Employers are overcoming their reluctance to require that employees become vaccinated against the COVD-19 virus as a condition of employment.  Microsoft, Google, Tyson Foods and many health care providers have announced they will require their employees who work on-site to obtain and provide proof that they have received a COVID-19 vaccination.

At least two federal courts and the U.S. Department of Justice’s Office of Legal Counsel have upheld employers’ rights to require vaccines as a condition of employment.  In Texas, absent a bona fide religious objection or a disability or pregnancy-related condition, employers can mandate that their non-union employees become vaccinated and prove that they have done so as a condition of employment.

Before embarking on a mandatory vaccination requirement, an employer should consider whether it will face any negative consequences from imposing vaccination requirements for employees.  Employers who are already having difficulty recruiting and maintaining talent may find that a mandatory vaccine requirement only exacerbates the problem.  Amazon has expressed just such a concern.  And, there may be key employees that have strong objections to receiving the vaccination and may refuse to comply with the employer’s mandate which could result in the key employee having to be discipline or taking his or her talents to a competitor.
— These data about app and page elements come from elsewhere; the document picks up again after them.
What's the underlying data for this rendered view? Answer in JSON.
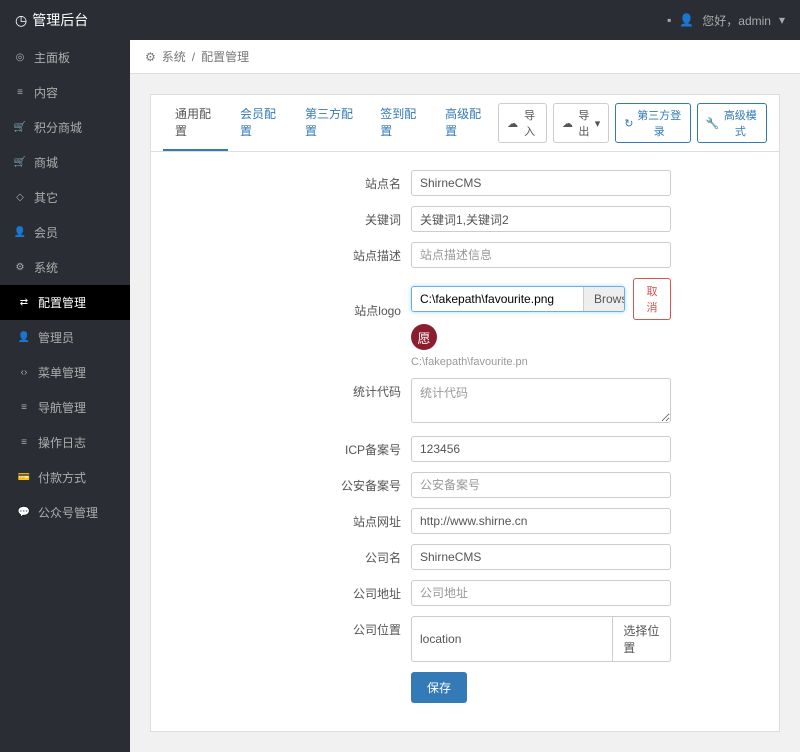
{
  "topbar": {
    "brand": "管理后台",
    "greeting": "您好，admin"
  },
  "sidebar": {
    "items": [
      {
        "label": "主面板",
        "icon": "◎"
      },
      {
        "label": "内容",
        "icon": "≡"
      },
      {
        "label": "积分商城",
        "icon": "🛒"
      },
      {
        "label": "商城",
        "icon": "🛒"
      },
      {
        "label": "其它",
        "icon": "◇"
      },
      {
        "label": "会员",
        "icon": "👤"
      },
      {
        "label": "系统",
        "icon": "⚙"
      }
    ],
    "sub": [
      {
        "label": "配置管理",
        "icon": "⇄",
        "active": true
      },
      {
        "label": "管理员",
        "icon": "👤"
      },
      {
        "label": "菜单管理",
        "icon": "‹›"
      },
      {
        "label": "导航管理",
        "icon": "≡"
      },
      {
        "label": "操作日志",
        "icon": "≡"
      },
      {
        "label": "付款方式",
        "icon": "💳"
      },
      {
        "label": "公众号管理",
        "icon": "💬"
      }
    ]
  },
  "breadcrumb": {
    "root": "系统",
    "current": "配置管理"
  },
  "tabs": [
    "通用配置",
    "会员配置",
    "第三方配置",
    "签到配置",
    "高级配置"
  ],
  "actions": {
    "import": "导入",
    "export": "导出",
    "third_login": "第三方登录",
    "adv_mode": "高级模式"
  },
  "form": {
    "site_name": {
      "label": "站点名",
      "value": "ShirneCMS"
    },
    "keywords": {
      "label": "关键词",
      "value": "关键词1,关键词2"
    },
    "description": {
      "label": "站点描述",
      "placeholder": "站点描述信息"
    },
    "logo": {
      "label": "站点logo",
      "path": "C:\\fakepath\\favourite.png",
      "browse": "Browse",
      "cancel": "取消",
      "preview_text": "C:\\fakepath\\favourite.pn"
    },
    "stats": {
      "label": "统计代码",
      "placeholder": "统计代码"
    },
    "icp": {
      "label": "ICP备案号",
      "value": "123456"
    },
    "police": {
      "label": "公安备案号",
      "placeholder": "公安备案号"
    },
    "url": {
      "label": "站点网址",
      "value": "http://www.shirne.cn"
    },
    "company": {
      "label": "公司名",
      "value": "ShirneCMS"
    },
    "address": {
      "label": "公司地址",
      "placeholder": "公司地址"
    },
    "location": {
      "label": "公司位置",
      "value": "location",
      "button": "选择位置"
    },
    "save": "保存"
  }
}
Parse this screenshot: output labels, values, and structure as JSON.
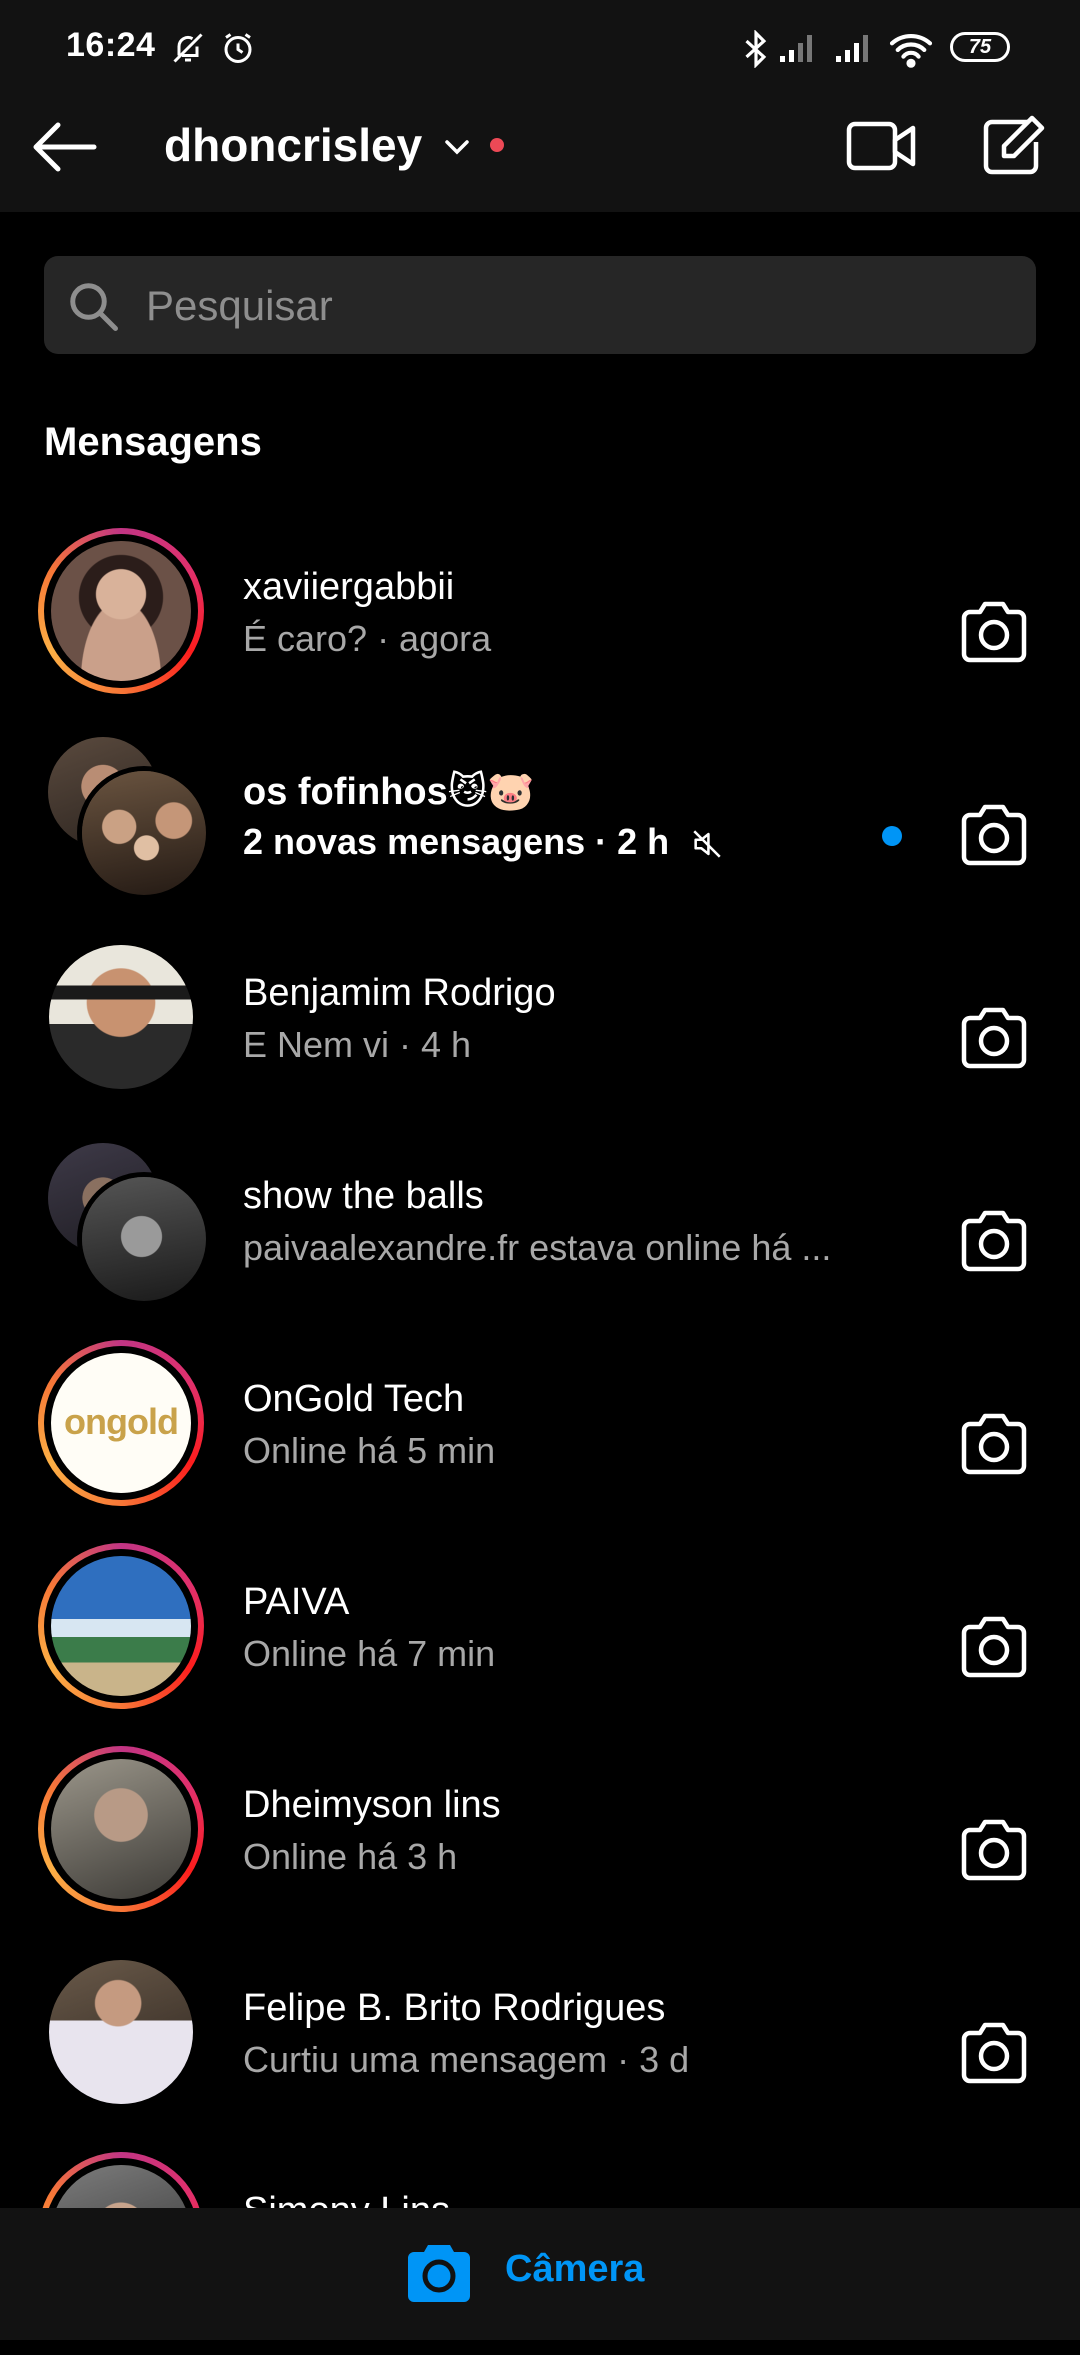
{
  "status_bar": {
    "time": "16:24",
    "battery": "75",
    "icons": [
      "notifications-muted-icon",
      "alarm-icon",
      "bluetooth-icon",
      "signal-icon",
      "signal-icon",
      "wifi-icon",
      "battery-icon"
    ]
  },
  "header": {
    "username": "dhoncrisley",
    "back_icon": "arrow-left-icon",
    "dropdown_icon": "chevron-down-icon",
    "video_icon": "video-camera-icon",
    "compose_icon": "edit-icon",
    "live_dot_color": "#ed4956"
  },
  "search": {
    "placeholder": "Pesquisar",
    "value": ""
  },
  "section_title": "Mensagens",
  "threads": [
    {
      "name": "xaviiergabbii",
      "sub": "É caro? · agora",
      "story_ring": true,
      "unread": false
    },
    {
      "name": "os fofinhos😼🐷",
      "sub": "2 novas mensagens · 2 h",
      "story_ring": false,
      "unread": true,
      "group": true,
      "muted": true
    },
    {
      "name": "Benjamim Rodrigo",
      "sub": "E Nem vi · 4 h",
      "story_ring": false,
      "unread": false
    },
    {
      "name": "show the balls",
      "sub": "paivaalexandre.fr estava online há ...",
      "story_ring": false,
      "unread": false,
      "group": true
    },
    {
      "name": "OnGold Tech",
      "sub": "Online há 5 min",
      "story_ring": true,
      "unread": false,
      "logo_text": "ongold"
    },
    {
      "name": "PAIVA",
      "sub": "Online há 7 min",
      "story_ring": true,
      "unread": false
    },
    {
      "name": "Dheimyson lins",
      "sub": "Online há 3 h",
      "story_ring": true,
      "unread": false
    },
    {
      "name": "Felipe B. Brito Rodrigues",
      "sub": "Curtiu uma mensagem · 3 d",
      "story_ring": false,
      "unread": false
    },
    {
      "name": "Simony Lins",
      "sub": "",
      "story_ring": true,
      "unread": false
    }
  ],
  "bottom_bar": {
    "camera_label": "Câmera",
    "camera_icon": "camera-icon",
    "accent_color": "#0095f6"
  }
}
Once the employer has determined it will make its vaccination requirement mandatory, clear and effective communication to the workforce is important.  The communication should state why the company has elected to impose a mandatory requirement (i.e., for the general health and safety of the workforce).  If there are conditions or limitations on the vaccination requirement (i.e., only for on-site work or access to company property), those conditions or limitations should be detailed in the communication.  This communication should also advise employees on how they will confirm their vaccination status to the employer and what the employer will do with the information it receives.  Keep in mind, the EEOC guidance states that inquiring into an employee’s vaccination status is not a medical inquiry but the information obtained by the employer on the vaccination status is confidential medical information that must be treated as such.  The communication should also identify how and to whom requests for exemption from or accommodation to the vaccine requirement can be directed.

Employees should be given a reasonable amount of time for compliance.  With the widespread availability of the various vaccines 30 days or more should be sufficient.  A short time period is more reasonable if the employer is providing employees with time off (paid or unpaid) to get vaccinated.

Finally, like any work rule, employees should be told about the consequences for failing to comply with the requirement within the requested time period.  Consequences might include discipline up to and including termination (or some lesser form of discipline such as unpaid suspension until the employee complies) or a requirement that the unvaccinated employees wear masks and undergo frequent testing.  Employer should also ensure that they are consistent in their treatment of employees who fail to comply with the new rule.

And of course, employers should work closely with their labor and employment counsel in formulating and implementing a mandatory vaccination requirement.